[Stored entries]

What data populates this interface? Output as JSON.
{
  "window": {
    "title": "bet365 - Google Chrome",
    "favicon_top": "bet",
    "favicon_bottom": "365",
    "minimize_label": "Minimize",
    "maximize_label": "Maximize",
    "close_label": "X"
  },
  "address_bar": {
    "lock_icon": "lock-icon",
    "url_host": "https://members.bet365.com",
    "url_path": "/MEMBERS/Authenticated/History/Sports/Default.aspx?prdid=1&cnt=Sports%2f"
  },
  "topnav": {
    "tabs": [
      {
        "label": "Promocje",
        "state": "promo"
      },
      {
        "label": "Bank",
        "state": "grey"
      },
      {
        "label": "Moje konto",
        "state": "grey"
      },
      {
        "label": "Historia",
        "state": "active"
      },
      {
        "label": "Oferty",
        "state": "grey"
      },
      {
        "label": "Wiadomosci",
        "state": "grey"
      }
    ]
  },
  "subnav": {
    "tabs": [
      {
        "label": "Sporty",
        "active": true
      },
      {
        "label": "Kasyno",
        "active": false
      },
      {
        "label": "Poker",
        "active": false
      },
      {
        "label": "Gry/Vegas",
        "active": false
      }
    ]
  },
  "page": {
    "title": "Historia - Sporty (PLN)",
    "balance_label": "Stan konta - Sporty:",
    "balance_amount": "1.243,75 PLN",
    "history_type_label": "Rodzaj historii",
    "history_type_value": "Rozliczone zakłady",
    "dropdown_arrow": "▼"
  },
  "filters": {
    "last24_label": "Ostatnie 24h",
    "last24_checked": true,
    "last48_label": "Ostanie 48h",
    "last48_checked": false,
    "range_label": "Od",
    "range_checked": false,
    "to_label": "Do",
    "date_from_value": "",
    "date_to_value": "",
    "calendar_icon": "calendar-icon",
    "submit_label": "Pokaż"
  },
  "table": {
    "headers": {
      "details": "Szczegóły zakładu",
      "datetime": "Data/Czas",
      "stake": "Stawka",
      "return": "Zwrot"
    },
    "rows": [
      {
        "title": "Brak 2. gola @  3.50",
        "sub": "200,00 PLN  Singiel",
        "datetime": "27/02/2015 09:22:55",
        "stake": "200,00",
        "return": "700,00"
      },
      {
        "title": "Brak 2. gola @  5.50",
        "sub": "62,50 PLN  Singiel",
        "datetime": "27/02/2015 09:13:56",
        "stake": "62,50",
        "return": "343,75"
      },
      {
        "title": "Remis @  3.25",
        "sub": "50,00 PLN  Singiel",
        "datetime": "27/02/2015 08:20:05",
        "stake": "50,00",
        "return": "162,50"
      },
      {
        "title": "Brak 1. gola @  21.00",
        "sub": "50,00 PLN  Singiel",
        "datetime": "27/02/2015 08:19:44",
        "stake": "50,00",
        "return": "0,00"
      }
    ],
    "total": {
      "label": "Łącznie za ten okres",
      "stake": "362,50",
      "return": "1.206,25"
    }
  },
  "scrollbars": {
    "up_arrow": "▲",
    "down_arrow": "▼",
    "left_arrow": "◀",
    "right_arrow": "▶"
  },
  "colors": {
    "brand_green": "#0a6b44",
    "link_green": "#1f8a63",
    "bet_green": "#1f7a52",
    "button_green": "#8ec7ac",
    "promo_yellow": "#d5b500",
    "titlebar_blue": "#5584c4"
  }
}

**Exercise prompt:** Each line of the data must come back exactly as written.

**Answer box:**
What data populates this interface? Output as JSON.
{
  "window": {
    "title": "bet365 - Google Chrome",
    "favicon_top": "bet",
    "favicon_bottom": "365",
    "minimize_label": "Minimize",
    "maximize_label": "Maximize",
    "close_label": "X"
  },
  "address_bar": {
    "lock_icon": "lock-icon",
    "url_host": "https://members.bet365.com",
    "url_path": "/MEMBERS/Authenticated/History/Sports/Default.aspx?prdid=1&cnt=Sports%2f"
  },
  "topnav": {
    "tabs": [
      {
        "label": "Promocje",
        "state": "promo"
      },
      {
        "label": "Bank",
        "state": "grey"
      },
      {
        "label": "Moje konto",
        "state": "grey"
      },
      {
        "label": "Historia",
        "state": "active"
      },
      {
        "label": "Oferty",
        "state": "grey"
      },
      {
        "label": "Wiadomosci",
        "state": "grey"
      }
    ]
  },
  "subnav": {
    "tabs": [
      {
        "label": "Sporty",
        "active": true
      },
      {
        "label": "Kasyno",
        "active": false
      },
      {
        "label": "Poker",
        "active": false
      },
      {
        "label": "Gry/Vegas",
        "active": false
      }
    ]
  },
  "page": {
    "title": "Historia - Sporty (PLN)",
    "balance_label": "Stan konta - Sporty:",
    "balance_amount": "1.243,75 PLN",
    "history_type_label": "Rodzaj historii",
    "history_type_value": "Rozliczone zakłady",
    "dropdown_arrow": "▼"
  },
  "filters": {
    "last24_label": "Ostatnie 24h",
    "last24_checked": true,
    "last48_label": "Ostanie 48h",
    "last48_checked": false,
    "range_label": "Od",
    "range_checked": false,
    "to_label": "Do",
    "date_from_value": "",
    "date_to_value": "",
    "calendar_icon": "calendar-icon",
    "submit_label": "Pokaż"
  },
  "table": {
    "headers": {
      "details": "Szczegóły zakładu",
      "datetime": "Data/Czas",
      "stake": "Stawka",
      "return": "Zwrot"
    },
    "rows": [
      {
        "title": "Brak 2. gola @  3.50",
        "sub": "200,00 PLN  Singiel",
        "datetime": "27/02/2015 09:22:55",
        "stake": "200,00",
        "return": "700,00"
      },
      {
        "title": "Brak 2. gola @  5.50",
        "sub": "62,50 PLN  Singiel",
        "datetime": "27/02/2015 09:13:56",
        "stake": "62,50",
        "return": "343,75"
      },
      {
        "title": "Remis @  3.25",
        "sub": "50,00 PLN  Singiel",
        "datetime": "27/02/2015 08:20:05",
        "stake": "50,00",
        "return": "162,50"
      },
      {
        "title": "Brak 1. gola @  21.00",
        "sub": "50,00 PLN  Singiel",
        "datetime": "27/02/2015 08:19:44",
        "stake": "50,00",
        "return": "0,00"
      }
    ],
    "total": {
      "label": "Łącznie za ten okres",
      "stake": "362,50",
      "return": "1.206,25"
    }
  },
  "scrollbars": {
    "up_arrow": "▲",
    "down_arrow": "▼",
    "left_arrow": "◀",
    "right_arrow": "▶"
  },
  "colors": {
    "brand_green": "#0a6b44",
    "link_green": "#1f8a63",
    "bet_green": "#1f7a52",
    "button_green": "#8ec7ac",
    "promo_yellow": "#d5b500",
    "titlebar_blue": "#5584c4"
  }
}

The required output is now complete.